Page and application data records

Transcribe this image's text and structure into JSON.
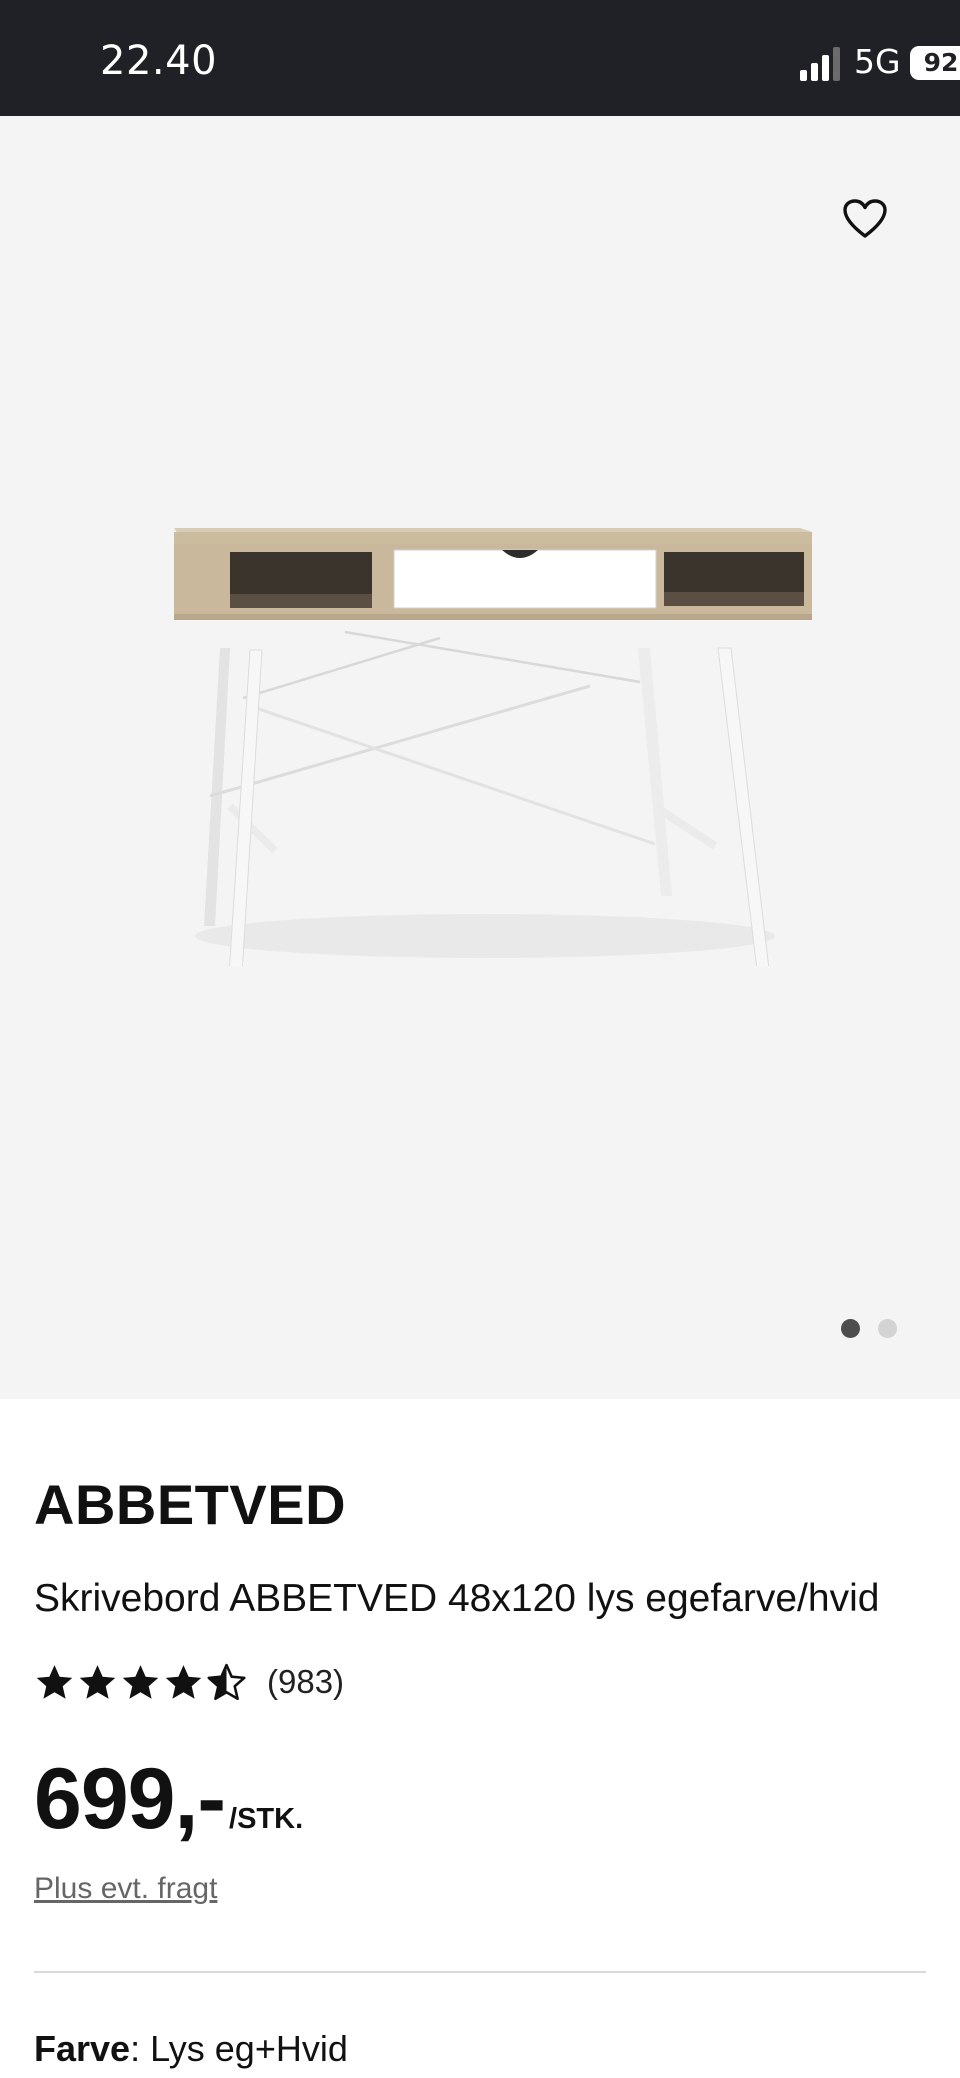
{
  "status_bar": {
    "time": "22.40",
    "network": "5G",
    "battery": "92"
  },
  "gallery": {
    "image_alt": "Skrivebord ABBETVED 48x120 lys egefarve/hvid",
    "dot_count": 2,
    "active_dot": 1
  },
  "product": {
    "brand": "ABBETVED",
    "description": "Skrivebord ABBETVED 48x120 lys egefarve/hvid",
    "rating": 4.5,
    "review_count": "(983)",
    "price": "699,-",
    "price_unit": "/STK.",
    "shipping_link": "Plus evt. fragt"
  },
  "color": {
    "label": "Farve",
    "value": "Lys eg+Hvid"
  },
  "icons": [
    "signal-icon",
    "heart-icon",
    "star-icon",
    "half-star-icon"
  ]
}
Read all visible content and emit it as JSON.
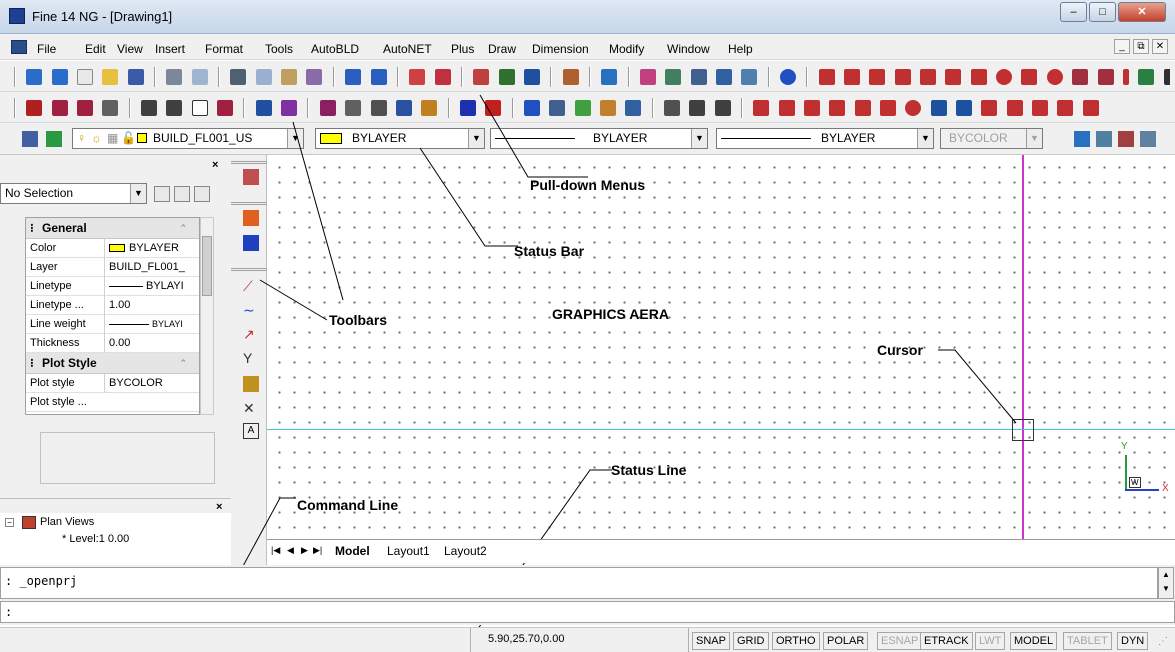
{
  "window": {
    "title": "Fine 14 NG  - [Drawing1]",
    "min": "–",
    "max": "□",
    "close": "✕"
  },
  "menus": [
    "File",
    "Edit",
    "View",
    "Insert",
    "Format",
    "Tools",
    "AutoBLD",
    "AutoNET",
    "Plus",
    "Draw",
    "Dimension",
    "Modify",
    "Window",
    "Help"
  ],
  "mdi": {
    "min": "_",
    "restore": "⧉",
    "close": "✕"
  },
  "properties_bar": {
    "layer": "BUILD_FL001_US",
    "color": "BYLAYER",
    "linetype": "BYLAYER",
    "lineweight": "BYLAYER",
    "plotstyle": "BYCOLOR"
  },
  "properties_panel": {
    "close": "×",
    "selection": "No Selection",
    "groups": [
      {
        "name": "General",
        "rows": [
          {
            "key": "Color",
            "value": "BYLAYER"
          },
          {
            "key": "Layer",
            "value": "BUILD_FL001_"
          },
          {
            "key": "Linetype",
            "value": "BYLAYI"
          },
          {
            "key": "Linetype ...",
            "value": "1.00"
          },
          {
            "key": "Line weight",
            "value": "BYLAYI"
          },
          {
            "key": "Thickness",
            "value": "0.00"
          }
        ]
      },
      {
        "name": "Plot Style",
        "rows": [
          {
            "key": "Plot style",
            "value": "BYCOLOR"
          },
          {
            "key": "Plot style ...",
            "value": ""
          }
        ]
      }
    ]
  },
  "tree": {
    "root": "Plan Views",
    "child": "* Level:1  0.00",
    "close": "×"
  },
  "annotations": {
    "pulldown": "Pull-down Menus",
    "statusbar": "Status Bar",
    "toolbars": "Toolbars",
    "graphics": "GRAPHICS AERA",
    "cursor": "Cursor",
    "statusline": "Status Line",
    "commandline": "Command Line"
  },
  "ucs": {
    "y": "Y",
    "x": "X",
    "w": "W"
  },
  "tabs": [
    "Model",
    "Layout1",
    "Layout2"
  ],
  "command": {
    "history": ": _openprj",
    "prompt": ":"
  },
  "status": {
    "coords": "5.90,25.70,0.00",
    "buttons": [
      {
        "label": "SNAP",
        "active": true
      },
      {
        "label": "GRID",
        "active": true
      },
      {
        "label": "ORTHO",
        "active": true
      },
      {
        "label": "POLAR",
        "active": true
      },
      {
        "label": "ESNAP",
        "active": false
      },
      {
        "label": "ETRACK",
        "active": true
      },
      {
        "label": "LWT",
        "active": false
      },
      {
        "label": "MODEL",
        "active": true
      },
      {
        "label": "TABLET",
        "active": false
      },
      {
        "label": "DYN",
        "active": true
      }
    ]
  },
  "colors": {
    "cursor_v": "#cc33cc",
    "cursor_h": "#33cccc",
    "accent": "#1f3f8f"
  }
}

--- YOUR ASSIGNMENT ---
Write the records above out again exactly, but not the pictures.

--- RESPONSE AREA ---
Transcribe this image's text and structure into JSON.
{
  "status_bar": {
    "time": "22.40",
    "network": "5G",
    "battery": "92"
  },
  "gallery": {
    "image_alt": "Skrivebord ABBETVED 48x120 lys egefarve/hvid",
    "dot_count": 2,
    "active_dot": 1
  },
  "product": {
    "brand": "ABBETVED",
    "description": "Skrivebord ABBETVED 48x120 lys egefarve/hvid",
    "rating": 4.5,
    "review_count": "(983)",
    "price": "699,-",
    "price_unit": "/STK.",
    "shipping_link": "Plus evt. fragt"
  },
  "color": {
    "label": "Farve",
    "value": "Lys eg+Hvid"
  },
  "icons": [
    "signal-icon",
    "heart-icon",
    "star-icon",
    "half-star-icon"
  ]
}
Read all visible content and emit it as JSON.
{
  "window": {
    "title": "Fine 14 NG  - [Drawing1]",
    "min": "–",
    "max": "□",
    "close": "✕"
  },
  "menus": [
    "File",
    "Edit",
    "View",
    "Insert",
    "Format",
    "Tools",
    "AutoBLD",
    "AutoNET",
    "Plus",
    "Draw",
    "Dimension",
    "Modify",
    "Window",
    "Help"
  ],
  "mdi": {
    "min": "_",
    "restore": "⧉",
    "close": "✕"
  },
  "properties_bar": {
    "layer": "BUILD_FL001_US",
    "color": "BYLAYER",
    "linetype": "BYLAYER",
    "lineweight": "BYLAYER",
    "plotstyle": "BYCOLOR"
  },
  "properties_panel": {
    "close": "×",
    "selection": "No Selection",
    "groups": [
      {
        "name": "General",
        "rows": [
          {
            "key": "Color",
            "value": "BYLAYER"
          },
          {
            "key": "Layer",
            "value": "BUILD_FL001_"
          },
          {
            "key": "Linetype",
            "value": "BYLAYI"
          },
          {
            "key": "Linetype ...",
            "value": "1.00"
          },
          {
            "key": "Line weight",
            "value": "BYLAYI"
          },
          {
            "key": "Thickness",
            "value": "0.00"
          }
        ]
      },
      {
        "name": "Plot Style",
        "rows": [
          {
            "key": "Plot style",
            "value": "BYCOLOR"
          },
          {
            "key": "Plot style ...",
            "value": ""
          }
        ]
      }
    ]
  },
  "tree": {
    "root": "Plan Views",
    "child": "* Level:1  0.00",
    "close": "×"
  },
  "annotations": {
    "pulldown": "Pull-down Menus",
    "statusbar": "Status Bar",
    "toolbars": "Toolbars",
    "graphics": "GRAPHICS AERA",
    "cursor": "Cursor",
    "statusline": "Status Line",
    "commandline": "Command Line"
  },
  "ucs": {
    "y": "Y",
    "x": "X",
    "w": "W"
  },
  "tabs": [
    "Model",
    "Layout1",
    "Layout2"
  ],
  "command": {
    "history": ": _openprj",
    "prompt": ":"
  },
  "status": {
    "coords": "5.90,25.70,0.00",
    "buttons": [
      {
        "label": "SNAP",
        "active": true
      },
      {
        "label": "GRID",
        "active": true
      },
      {
        "label": "ORTHO",
        "active": true
      },
      {
        "label": "POLAR",
        "active": true
      },
      {
        "label": "ESNAP",
        "active": false
      },
      {
        "label": "ETRACK",
        "active": true
      },
      {
        "label": "LWT",
        "active": false
      },
      {
        "label": "MODEL",
        "active": true
      },
      {
        "label": "TABLET",
        "active": false
      },
      {
        "label": "DYN",
        "active": true
      }
    ]
  },
  "colors": {
    "cursor_v": "#cc33cc",
    "cursor_h": "#33cccc",
    "accent": "#1f3f8f"
  }
}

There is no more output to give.